In past issues of this guide we’ve covered the novel writing process, from concept and planning, through the first draft and up to the last bits of editing before you put the “Finished” stamp on it.
Today I’m talking to you about another part of the process, one you don’t want to think about, ever. It’s the hardest thing we as authors can do, Walking Away.
I know that sounds like giving up, but walking away can be healthy and in fact, there are two different walks. I’ve been through one of them and the other is present in my mind and is one I’m not looking forward to but willing to do should it come to that.
Walking Away from a Concept
The first thing I knew about my novel was the character’s name. Before I decided on genre, I knew Jason Wisher would be my protagonist and I knew what kind of a person he was. But I hadn’t built his world.
I originally envisioned that as a post-human society, the entire world affected by a global phenomenon that turns humans into elementals. I call it post-human because after the event no one was Homo sapiens anymore. The entire world turned into element-wielders. Chaos would follow but out of it a new order, with a new police force. My character would be part of it.
But the concept had a flaw. As law enforcement, and to ensure the character didn’t toe thin lines of legality and criminal behaviour—which goes back to me as I am an extremely legal person—his options were limited. There were investigative avenues that he couldn’t take, because he was a by-the-book character. An independent contractor might be able to flaunt rules more defiantly and openly but a cop shouldn’t.
I already had a concept planned for the first novel and beyond, but when it came to the writing I was stuck. I knew where the investigation had to go but because of the restrictions I’d placed on the character and his narrative, I couldn’t push forward. In looking for an answer, I questioned the very nature of my new world, of the people in it, how do they maintain control and I came up short on answers.
I decided to walk away from that world. I still kept the characters and some ideas but I scrapped that sci-fi world. I started to think on what would fit the type of story I wanted to tell, the character I wanted to develop, and the moment I opened myself to new concepts and having discarded the previous one, I found the answer in Urban Fantasy. The pieces came together and I had explanations for everything. It was a cohesive and consistent world. The rules worked in-universe and my character had many more avenues and opportunities not only for investigations but also for growth.
Walking away from a concept is a tough decision, but if things aren’t working. If you can’t answer the hard questions about your world, if you can’t explain everything or if the story just isn’t going anywhere under the rules you’ve established, then it might be time to say goodbye to this concept. Keep as much as you can, but open yourself to changes and new ideas.
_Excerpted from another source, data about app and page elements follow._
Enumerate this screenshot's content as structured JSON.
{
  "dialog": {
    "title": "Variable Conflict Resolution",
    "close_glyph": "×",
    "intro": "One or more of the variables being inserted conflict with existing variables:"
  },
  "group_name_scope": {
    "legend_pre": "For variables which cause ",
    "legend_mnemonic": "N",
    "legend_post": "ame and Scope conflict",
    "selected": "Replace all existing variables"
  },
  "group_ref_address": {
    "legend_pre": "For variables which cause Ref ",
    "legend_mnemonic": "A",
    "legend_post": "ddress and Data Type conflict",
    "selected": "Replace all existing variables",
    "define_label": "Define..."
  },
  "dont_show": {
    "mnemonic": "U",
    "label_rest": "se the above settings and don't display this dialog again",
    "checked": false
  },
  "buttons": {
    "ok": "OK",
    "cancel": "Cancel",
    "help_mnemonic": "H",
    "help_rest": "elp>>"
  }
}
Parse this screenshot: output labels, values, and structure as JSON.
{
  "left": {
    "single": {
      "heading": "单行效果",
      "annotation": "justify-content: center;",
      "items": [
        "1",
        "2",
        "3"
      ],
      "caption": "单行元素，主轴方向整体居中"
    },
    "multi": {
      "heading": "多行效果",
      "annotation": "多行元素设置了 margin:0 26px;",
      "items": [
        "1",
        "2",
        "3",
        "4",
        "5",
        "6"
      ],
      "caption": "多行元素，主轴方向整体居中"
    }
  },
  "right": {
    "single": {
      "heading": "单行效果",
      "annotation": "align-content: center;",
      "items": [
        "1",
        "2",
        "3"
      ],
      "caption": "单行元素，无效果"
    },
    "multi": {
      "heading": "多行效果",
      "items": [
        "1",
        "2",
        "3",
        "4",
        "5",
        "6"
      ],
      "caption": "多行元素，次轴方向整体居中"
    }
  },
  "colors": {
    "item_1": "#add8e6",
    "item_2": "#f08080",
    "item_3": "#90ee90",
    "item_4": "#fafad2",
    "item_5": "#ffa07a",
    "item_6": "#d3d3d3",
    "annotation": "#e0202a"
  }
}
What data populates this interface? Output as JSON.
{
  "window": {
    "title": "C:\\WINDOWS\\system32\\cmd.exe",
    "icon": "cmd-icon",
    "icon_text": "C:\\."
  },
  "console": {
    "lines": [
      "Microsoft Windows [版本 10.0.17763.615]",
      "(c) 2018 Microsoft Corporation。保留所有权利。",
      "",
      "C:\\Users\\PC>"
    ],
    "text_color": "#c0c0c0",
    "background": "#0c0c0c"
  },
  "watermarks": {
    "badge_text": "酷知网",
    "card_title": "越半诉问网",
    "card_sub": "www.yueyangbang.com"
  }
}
I kept character names and ethnicity for mine, but their roles and even species changed.
It’s not an easy choice, but it might be the one you need to make to find the world you want to and should write. I’m not a believer in inspiration, muses and writer’s block. Hard work is all there is, but you can’t force creativity and imagination. If the concept stifles you and makes the writing process harder than it already is, then perhaps it’s not worth it. Perhaps it’s the wrong concept or even genre.
You just need to recognize that it’s time to move on.
Walking Away from a Manuscript
This is the hard one, the truly hard one, and not one you come to lightly—or at all. I only became aware of it after reading a blog post made by an author.
In the previous guide I spoke to you about all the editing process, of getting through your work to streamline, improve, optimise and generally do everything in your power to make your novel the best it can be.
If you choose to look for representation or for a publisher, be prepared for rejection. I still remember the first rejection letter I received and one day I’ll frame it. As many will tell you, it’s a very subjective business and what someone likes another will definitely hate.
Why am I telling you this? Because after each rejection you’ll undoubtedly try to fix something in your novel, that one thing you’re sure was the reason the agent/publisher rejected you. And you’ll do so with neurotic abandon.
But there’s only so much you can fix, only so much you can scrape off.
There comes a time when you have to look at your manuscript and put it aside, walking away from it and towards other ventures. If there’s a fantastic story in your head waiting to be told, don’t let the quest for publication stop you from doing it. If one manuscript is getting nowhere, then you might need to consider letting go and focus your energies on a new project and then try to get that one published.
Don’t Give up too early
Or at all, is what I’d like to say.
I know I’ve just spoken to you about giving up and packing up and leaving things. But you should never do it lightly. Never do it without fighting. Only do so when you’ve reached the point where you’re not getting anywhere, either with the concept or the querying.
And before you decide to give up on the manuscript altogether, maybe you should consider independent publishing. Is it something you’re interested in; is it something you can afford? If the answer’s yes, the maybe that’s the road you should take.
But if not, then maybe it’s time to let it go.
I had originally intended on this being the last guide for this series, but as I’ve written and as is always the case, I’ve had more ideas. This will be the last on the process, however, unless I get a request to cover a specific part of it. Future guides will be more about storytelling itself, my advice on handling different types of scenes.
As always, I hope this has been of some help.